Your reply should be an exact copy of every entry, with the pictures removed.

GIVEN RECORDS |
[Start of section]

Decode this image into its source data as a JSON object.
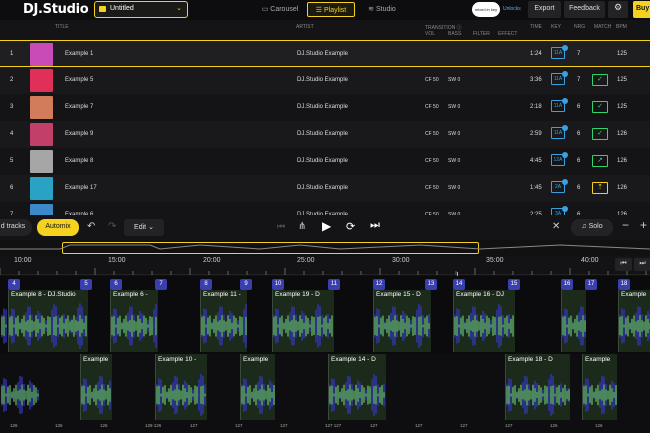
{
  "app": {
    "logo": "DJ.Studio",
    "project_name": "Untitled"
  },
  "view_tabs": [
    {
      "label": "Carousel"
    },
    {
      "label": "Playlist"
    },
    {
      "label": "Studio"
    }
  ],
  "top_right": {
    "beta_brand": "mixed in key",
    "beta_badge": "Unlocks",
    "export": "Export",
    "feedback": "Feedback",
    "buy": "Buy"
  },
  "columns": {
    "title": "TITLE",
    "artist": "ARTIST",
    "transition": "TRANSITION",
    "vol": "VOL",
    "bass": "BASS",
    "filter": "FILTER",
    "effect": "EFFECT",
    "time": "TIME",
    "key": "KEY",
    "nrg": "NRG",
    "match": "MATCH",
    "bpm": "BPM"
  },
  "tracks": [
    {
      "n": "1",
      "title": "Example 1",
      "artist": "DJ.Studio Example",
      "vol": "",
      "bass": "",
      "filter": "",
      "time": "1:24",
      "key": "11A",
      "nrg": "7",
      "match": "",
      "bpm": "125",
      "art": "#c94bb8"
    },
    {
      "n": "2",
      "title": "Example 5",
      "artist": "DJ.Studio Example",
      "vol": "CF 50",
      "bass": "SW 0",
      "filter": "",
      "time": "3:36",
      "key": "11A",
      "nrg": "7",
      "match": "check",
      "bpm": "125",
      "art": "#e0305a"
    },
    {
      "n": "3",
      "title": "Example 7",
      "artist": "DJ.Studio Example",
      "vol": "CF 50",
      "bass": "SW 0",
      "filter": "",
      "time": "2:18",
      "key": "11A",
      "nrg": "6",
      "match": "check",
      "bpm": "125",
      "art": "#d27c5c"
    },
    {
      "n": "4",
      "title": "Example 9",
      "artist": "DJ.Studio Example",
      "vol": "CF 50",
      "bass": "SW 0",
      "filter": "",
      "time": "2:59",
      "key": "11A",
      "nrg": "6",
      "match": "check",
      "bpm": "126",
      "art": "#c23f6a"
    },
    {
      "n": "5",
      "title": "Example 8",
      "artist": "DJ.Studio Example",
      "vol": "CF 50",
      "bass": "SW 0",
      "filter": "",
      "time": "4:45",
      "key": "12A",
      "nrg": "6",
      "match": "arrow",
      "bpm": "126",
      "art": "#a6a6a6"
    },
    {
      "n": "6",
      "title": "Example 17",
      "artist": "DJ.Studio Example",
      "vol": "CF 50",
      "bass": "SW 0",
      "filter": "",
      "time": "1:45",
      "key": "2A",
      "nrg": "6",
      "match": "up",
      "bpm": "126",
      "art": "#2aa2c4"
    },
    {
      "n": "7",
      "title": "Example 6",
      "artist": "DJ.Studio Example",
      "vol": "CF 50",
      "bass": "SW 0",
      "filter": "",
      "time": "2:25",
      "key": "3A",
      "nrg": "6",
      "match": "",
      "bpm": "126",
      "art": "#3c89c9"
    }
  ],
  "controls": {
    "add_tracks": "d tracks",
    "automix": "Automix",
    "edit": "Edit",
    "solo": "Solo"
  },
  "ruler": [
    "10:00",
    "15:00",
    "20:00",
    "25:00",
    "30:00",
    "35:00",
    "40:00"
  ],
  "clips_top": [
    {
      "num": "4",
      "label": "Example 8 - DJ.Studio"
    },
    {
      "num": "6",
      "label": "Example 6 -"
    },
    {
      "num": "8",
      "label": "Example 11 -"
    },
    {
      "num": "10",
      "label": "Example 19 - D"
    },
    {
      "num": "12",
      "label": "Example 15 - D"
    },
    {
      "num": "14",
      "label": "Example 16 - DJ"
    },
    {
      "num": "16",
      "label": ""
    },
    {
      "num": "18",
      "label": "Example"
    }
  ],
  "clip_nums_extra": [
    "5",
    "7",
    "9",
    "11",
    "13",
    "15",
    "17"
  ],
  "clips_bottom": [
    {
      "label": "Example"
    },
    {
      "label": "Example 10 -"
    },
    {
      "label": "Example"
    },
    {
      "label": "Example 14 - D"
    },
    {
      "label": "Example 18 - D"
    },
    {
      "label": "Example"
    }
  ],
  "bpm_labels": [
    "126",
    "126",
    "126",
    "128 126",
    "127",
    "127",
    "127",
    "127 127",
    "127",
    "127",
    "127",
    "127",
    "126",
    "126"
  ]
}
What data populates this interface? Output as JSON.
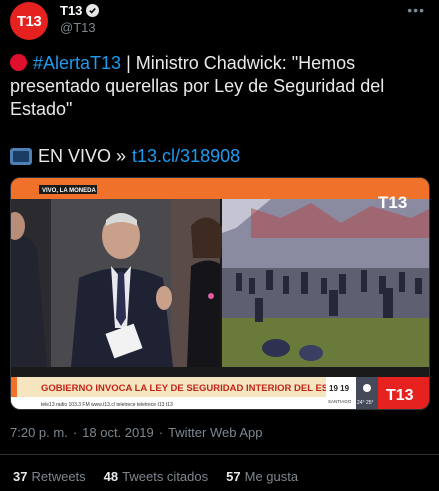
{
  "account": {
    "avatar_text": "T13",
    "display_name": "T13",
    "handle": "@T13",
    "verified": true
  },
  "tweet": {
    "hashtag": "#AlertaT13",
    "text_rest": " | Ministro Chadwick: \"Hemos presentado querellas por Ley de Seguridad del Estado\"",
    "live_label": "EN VIVO »",
    "link": "t13.cl/318908"
  },
  "media": {
    "location_tag": "VIVO, LA MONEDA",
    "channel_logo": "T13",
    "headline": "GOBIERNO INVOCA LA LEY DE SEGURIDAD INTERIOR DEL ESTADO",
    "ticker": "tele13 radio 103.3 FM  www.t13.cl  teletrece  teletrece  t13  t13",
    "time": "19 19",
    "weather_city": "SANTIAGO",
    "weather_temp": "24° 25°",
    "footer_logo": "T13"
  },
  "meta": {
    "time": "7:20 p. m.",
    "sep1": "·",
    "date": "18 oct. 2019",
    "sep2": "·",
    "source": "Twitter Web App"
  },
  "stats": {
    "retweets_count": "37",
    "retweets_label": "Retweets",
    "quotes_count": "48",
    "quotes_label": "Tweets citados",
    "likes_count": "57",
    "likes_label": "Me gusta"
  },
  "colors": {
    "background": "#000000",
    "link": "#1d9bf0",
    "brand_red": "#e5221f",
    "banner_orange": "#f0712a"
  },
  "icons": [
    "verified-icon",
    "more-icon",
    "red-circle-icon",
    "tv-icon",
    "sun-icon"
  ]
}
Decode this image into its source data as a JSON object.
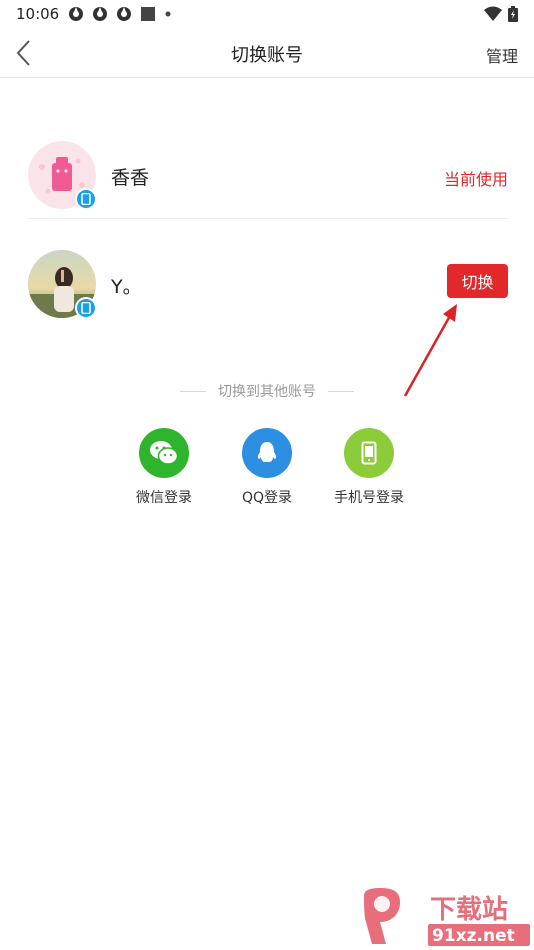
{
  "status_bar": {
    "time": "10:06",
    "icons": [
      "app-icon",
      "app-icon",
      "app-icon",
      "square-icon",
      "dot-icon"
    ],
    "right_icons": [
      "wifi-icon",
      "battery-icon"
    ]
  },
  "nav": {
    "back_icon": "chevron-left-icon",
    "title": "切换账号",
    "manage_label": "管理"
  },
  "accounts": [
    {
      "name": "香香",
      "status_label": "当前使用",
      "avatar": "pink-cartoon-avatar",
      "badge_icon": "phone-icon"
    },
    {
      "name": "Y。",
      "action_label": "切换",
      "avatar": "photo-avatar",
      "badge_icon": "phone-icon"
    }
  ],
  "other_login": {
    "divider_text": "切换到其他账号",
    "options": [
      {
        "label": "微信登录",
        "icon": "wechat-icon",
        "color": "#2fb52d"
      },
      {
        "label": "QQ登录",
        "icon": "qq-icon",
        "color": "#2c8fe2"
      },
      {
        "label": "手机号登录",
        "icon": "phone-icon",
        "color": "#8ccb3a"
      }
    ]
  },
  "watermark": {
    "line1": "下载站",
    "line2": "91xz.net"
  },
  "colors": {
    "accent": "#e2282a",
    "badge": "#1aa0e8"
  }
}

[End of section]

REPLY |
Decode this image into its source data as a JSON object.
{
  "app": {
    "logo": "DJ.Studio",
    "project_name": "Untitled"
  },
  "view_tabs": [
    {
      "label": "Carousel"
    },
    {
      "label": "Playlist"
    },
    {
      "label": "Studio"
    }
  ],
  "top_right": {
    "beta_brand": "mixed in key",
    "beta_badge": "Unlocks",
    "export": "Export",
    "feedback": "Feedback",
    "buy": "Buy"
  },
  "columns": {
    "title": "TITLE",
    "artist": "ARTIST",
    "transition": "TRANSITION",
    "vol": "VOL",
    "bass": "BASS",
    "filter": "FILTER",
    "effect": "EFFECT",
    "time": "TIME",
    "key": "KEY",
    "nrg": "NRG",
    "match": "MATCH",
    "bpm": "BPM"
  },
  "tracks": [
    {
      "n": "1",
      "title": "Example 1",
      "artist": "DJ.Studio Example",
      "vol": "",
      "bass": "",
      "filter": "",
      "time": "1:24",
      "key": "11A",
      "nrg": "7",
      "match": "",
      "bpm": "125",
      "art": "#c94bb8"
    },
    {
      "n": "2",
      "title": "Example 5",
      "artist": "DJ.Studio Example",
      "vol": "CF 50",
      "bass": "SW 0",
      "filter": "",
      "time": "3:36",
      "key": "11A",
      "nrg": "7",
      "match": "check",
      "bpm": "125",
      "art": "#e0305a"
    },
    {
      "n": "3",
      "title": "Example 7",
      "artist": "DJ.Studio Example",
      "vol": "CF 50",
      "bass": "SW 0",
      "filter": "",
      "time": "2:18",
      "key": "11A",
      "nrg": "6",
      "match": "check",
      "bpm": "125",
      "art": "#d27c5c"
    },
    {
      "n": "4",
      "title": "Example 9",
      "artist": "DJ.Studio Example",
      "vol": "CF 50",
      "bass": "SW 0",
      "filter": "",
      "time": "2:59",
      "key": "11A",
      "nrg": "6",
      "match": "check",
      "bpm": "126",
      "art": "#c23f6a"
    },
    {
      "n": "5",
      "title": "Example 8",
      "artist": "DJ.Studio Example",
      "vol": "CF 50",
      "bass": "SW 0",
      "filter": "",
      "time": "4:45",
      "key": "12A",
      "nrg": "6",
      "match": "arrow",
      "bpm": "126",
      "art": "#a6a6a6"
    },
    {
      "n": "6",
      "title": "Example 17",
      "artist": "DJ.Studio Example",
      "vol": "CF 50",
      "bass": "SW 0",
      "filter": "",
      "time": "1:45",
      "key": "2A",
      "nrg": "6",
      "match": "up",
      "bpm": "126",
      "art": "#2aa2c4"
    },
    {
      "n": "7",
      "title": "Example 6",
      "artist": "DJ.Studio Example",
      "vol": "CF 50",
      "bass": "SW 0",
      "filter": "",
      "time": "2:25",
      "key": "3A",
      "nrg": "6",
      "match": "",
      "bpm": "126",
      "art": "#3c89c9"
    }
  ],
  "controls": {
    "add_tracks": "d tracks",
    "automix": "Automix",
    "edit": "Edit",
    "solo": "Solo"
  },
  "ruler": [
    "10:00",
    "15:00",
    "20:00",
    "25:00",
    "30:00",
    "35:00",
    "40:00"
  ],
  "clips_top": [
    {
      "num": "4",
      "label": "Example 8 - DJ.Studio"
    },
    {
      "num": "6",
      "label": "Example 6 -"
    },
    {
      "num": "8",
      "label": "Example 11 -"
    },
    {
      "num": "10",
      "label": "Example 19 - D"
    },
    {
      "num": "12",
      "label": "Example 15 - D"
    },
    {
      "num": "14",
      "label": "Example 16 - DJ"
    },
    {
      "num": "16",
      "label": ""
    },
    {
      "num": "18",
      "label": "Example"
    }
  ],
  "clip_nums_extra": [
    "5",
    "7",
    "9",
    "11",
    "13",
    "15",
    "17"
  ],
  "clips_bottom": [
    {
      "label": "Example"
    },
    {
      "label": "Example 10 -"
    },
    {
      "label": "Example"
    },
    {
      "label": "Example 14 - D"
    },
    {
      "label": "Example 18 - D"
    },
    {
      "label": "Example"
    }
  ],
  "bpm_labels": [
    "126",
    "126",
    "126",
    "128 126",
    "127",
    "127",
    "127",
    "127 127",
    "127",
    "127",
    "127",
    "127",
    "126",
    "126"
  ]
}
What data populates this interface? Output as JSON.
{
  "account": {
    "avatar_text": "T13",
    "display_name": "T13",
    "handle": "@T13",
    "verified": true
  },
  "tweet": {
    "hashtag": "#AlertaT13",
    "text_rest": " | Ministro Chadwick: \"Hemos presentado querellas por Ley de Seguridad del Estado\"",
    "live_label": "EN VIVO »",
    "link": "t13.cl/318908"
  },
  "media": {
    "location_tag": "VIVO, LA MONEDA",
    "channel_logo": "T13",
    "headline": "GOBIERNO INVOCA LA LEY DE SEGURIDAD INTERIOR DEL ESTADO",
    "ticker": "tele13 radio 103.3 FM  www.t13.cl  teletrece  teletrece  t13  t13",
    "time": "19 19",
    "weather_city": "SANTIAGO",
    "weather_temp": "24° 25°",
    "footer_logo": "T13"
  },
  "meta": {
    "time": "7:20 p. m.",
    "sep1": "·",
    "date": "18 oct. 2019",
    "sep2": "·",
    "source": "Twitter Web App"
  },
  "stats": {
    "retweets_count": "37",
    "retweets_label": "Retweets",
    "quotes_count": "48",
    "quotes_label": "Tweets citados",
    "likes_count": "57",
    "likes_label": "Me gusta"
  },
  "colors": {
    "background": "#000000",
    "link": "#1d9bf0",
    "brand_red": "#e5221f",
    "banner_orange": "#f0712a"
  },
  "icons": [
    "verified-icon",
    "more-icon",
    "red-circle-icon",
    "tv-icon",
    "sun-icon"
  ]
}
Decode this image into its source data as a JSON object.
{
  "status_bar": {
    "time": "10:06",
    "icons": [
      "app-icon",
      "app-icon",
      "app-icon",
      "square-icon",
      "dot-icon"
    ],
    "right_icons": [
      "wifi-icon",
      "battery-icon"
    ]
  },
  "nav": {
    "back_icon": "chevron-left-icon",
    "title": "切换账号",
    "manage_label": "管理"
  },
  "accounts": [
    {
      "name": "香香",
      "status_label": "当前使用",
      "avatar": "pink-cartoon-avatar",
      "badge_icon": "phone-icon"
    },
    {
      "name": "Y。",
      "action_label": "切换",
      "avatar": "photo-avatar",
      "badge_icon": "phone-icon"
    }
  ],
  "other_login": {
    "divider_text": "切换到其他账号",
    "options": [
      {
        "label": "微信登录",
        "icon": "wechat-icon",
        "color": "#2fb52d"
      },
      {
        "label": "QQ登录",
        "icon": "qq-icon",
        "color": "#2c8fe2"
      },
      {
        "label": "手机号登录",
        "icon": "phone-icon",
        "color": "#8ccb3a"
      }
    ]
  },
  "watermark": {
    "line1": "下载站",
    "line2": "91xz.net"
  },
  "colors": {
    "accent": "#e2282a",
    "badge": "#1aa0e8"
  }
}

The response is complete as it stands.